Green Lantern: Rebirth was a six-issue limited series that brought Hal Jordan back to life, and began a new direction for the Green Lantern Corps saga. In addition to reviving Hal, the book also redeemed him by revealing that his evil actions were the result of an alien parasite. Green Lantern: Rebirth was a success, spawning Rebirth titles for other heroes like the Flash, and inspiring DC’s 2016 rebranding. It also served as a “pilot episode” for Geoff Johns’ Green Lantern series, which would reinvent everything about the Lantern mythology over the next few years. And speaking of Rebirth…
Jessica and Simon Partner Up
In 2016, a new series called Green Lanterns was launched as part of DC’s line-wide Rebirth initiative. The comic focused on Jessica Cruz and Simon Baz, two of DC’s newest Lanterns. Jessica was a young adult suffering from PTSD brought on by seeing her friends killed by the mob during a hunting trip. Simon was a Lebanese-American who had previously been incarcerated for a false terrorism charge. Hal Jordan, who had become good at seeing people’s potential, knew that they could bring out the best in each other, so he combined their power batteries in Green Lanterns: Rebirth #1, forcing them to partner up.
Green Lanterns may not have been Jessica or Simon’s first appearance, but the series fleshed out their characters, and played with their dynamic in a fun way. Throughout its run, the book read like a superhero “buddy cop” series, with the pair forced to contend with everything from intergalactic threats to Jessica’s paralyzing anxiety attacks. It brought a new dynamic to the long-running franchise, revealing that even close to eighty years on, the Green Lanterns’ light was still shining bright.

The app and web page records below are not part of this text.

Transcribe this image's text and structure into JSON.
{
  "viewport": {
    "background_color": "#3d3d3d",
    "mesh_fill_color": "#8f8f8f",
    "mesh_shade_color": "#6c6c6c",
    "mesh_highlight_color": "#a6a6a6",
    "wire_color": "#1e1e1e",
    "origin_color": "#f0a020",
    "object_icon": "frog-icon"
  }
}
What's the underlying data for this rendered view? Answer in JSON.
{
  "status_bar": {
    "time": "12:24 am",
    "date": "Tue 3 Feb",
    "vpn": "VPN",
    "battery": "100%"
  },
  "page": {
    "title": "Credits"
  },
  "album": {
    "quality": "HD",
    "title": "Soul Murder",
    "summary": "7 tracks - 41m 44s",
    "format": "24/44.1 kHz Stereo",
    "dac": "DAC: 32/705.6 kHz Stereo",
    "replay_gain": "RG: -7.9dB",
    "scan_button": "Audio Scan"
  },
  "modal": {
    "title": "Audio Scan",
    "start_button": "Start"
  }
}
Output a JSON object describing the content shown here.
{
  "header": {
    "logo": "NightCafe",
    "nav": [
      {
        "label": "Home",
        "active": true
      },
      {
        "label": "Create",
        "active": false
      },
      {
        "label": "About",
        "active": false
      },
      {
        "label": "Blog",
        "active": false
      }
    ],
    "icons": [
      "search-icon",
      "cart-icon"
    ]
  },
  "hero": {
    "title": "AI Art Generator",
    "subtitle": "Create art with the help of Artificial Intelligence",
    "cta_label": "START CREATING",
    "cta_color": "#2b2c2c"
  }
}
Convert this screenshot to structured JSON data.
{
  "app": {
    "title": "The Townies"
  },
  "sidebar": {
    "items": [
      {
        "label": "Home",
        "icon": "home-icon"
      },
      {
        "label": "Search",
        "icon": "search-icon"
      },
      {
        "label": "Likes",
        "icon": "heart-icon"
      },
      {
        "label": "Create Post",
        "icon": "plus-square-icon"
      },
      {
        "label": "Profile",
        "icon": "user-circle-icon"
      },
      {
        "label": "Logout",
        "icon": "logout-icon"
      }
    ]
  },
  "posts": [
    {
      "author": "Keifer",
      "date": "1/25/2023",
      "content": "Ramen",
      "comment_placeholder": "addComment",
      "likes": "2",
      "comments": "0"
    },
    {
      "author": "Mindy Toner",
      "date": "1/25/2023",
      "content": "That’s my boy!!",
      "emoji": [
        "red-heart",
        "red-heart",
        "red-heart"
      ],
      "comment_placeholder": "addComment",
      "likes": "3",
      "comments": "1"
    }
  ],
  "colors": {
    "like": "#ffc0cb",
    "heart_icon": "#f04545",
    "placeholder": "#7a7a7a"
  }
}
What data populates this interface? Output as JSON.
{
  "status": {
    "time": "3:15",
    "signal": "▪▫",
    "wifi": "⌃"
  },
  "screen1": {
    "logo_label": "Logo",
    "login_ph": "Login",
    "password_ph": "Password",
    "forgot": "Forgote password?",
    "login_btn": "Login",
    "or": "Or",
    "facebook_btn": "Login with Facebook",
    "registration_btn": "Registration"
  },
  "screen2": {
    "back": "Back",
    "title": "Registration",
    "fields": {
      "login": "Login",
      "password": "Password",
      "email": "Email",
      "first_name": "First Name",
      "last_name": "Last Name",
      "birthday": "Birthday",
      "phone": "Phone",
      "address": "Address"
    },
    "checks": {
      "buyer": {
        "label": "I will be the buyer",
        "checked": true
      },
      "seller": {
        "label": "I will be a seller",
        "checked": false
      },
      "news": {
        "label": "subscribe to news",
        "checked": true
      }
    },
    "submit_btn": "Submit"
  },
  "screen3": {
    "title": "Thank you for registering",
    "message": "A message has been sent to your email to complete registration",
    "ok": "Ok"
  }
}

Nobody could have predicted that a train crash in 1940 would result in one of DC’s greatest ongoing sci-fi sagas. Since that humble beginning, Green Lantern and the intergalactic corps he’d eventually join have faced armies of Manhunters, powerful rogue Guardians and a full spectrum of fellow ring corps, some friendly and others decidedly not. Their tale has spawned movies and animated TV shows, and an upcoming new HBO Max series that promises to go deeper into the Green Lantern mythology than ever before. Where will the Green Lanterns’ rings take them next? Wherever it may be, evildoers should watch their backs and beware the power—Green Lantern’s light!
Joshua Lapin-Bertone writes about TV, movies and comics for DCComics.com and DCUniverse.com, is a regular contributor to the Couch Club and writes our monthly Batman column,?"Gotham Gazette."?Follow him on Twitter at?@TBUJosh.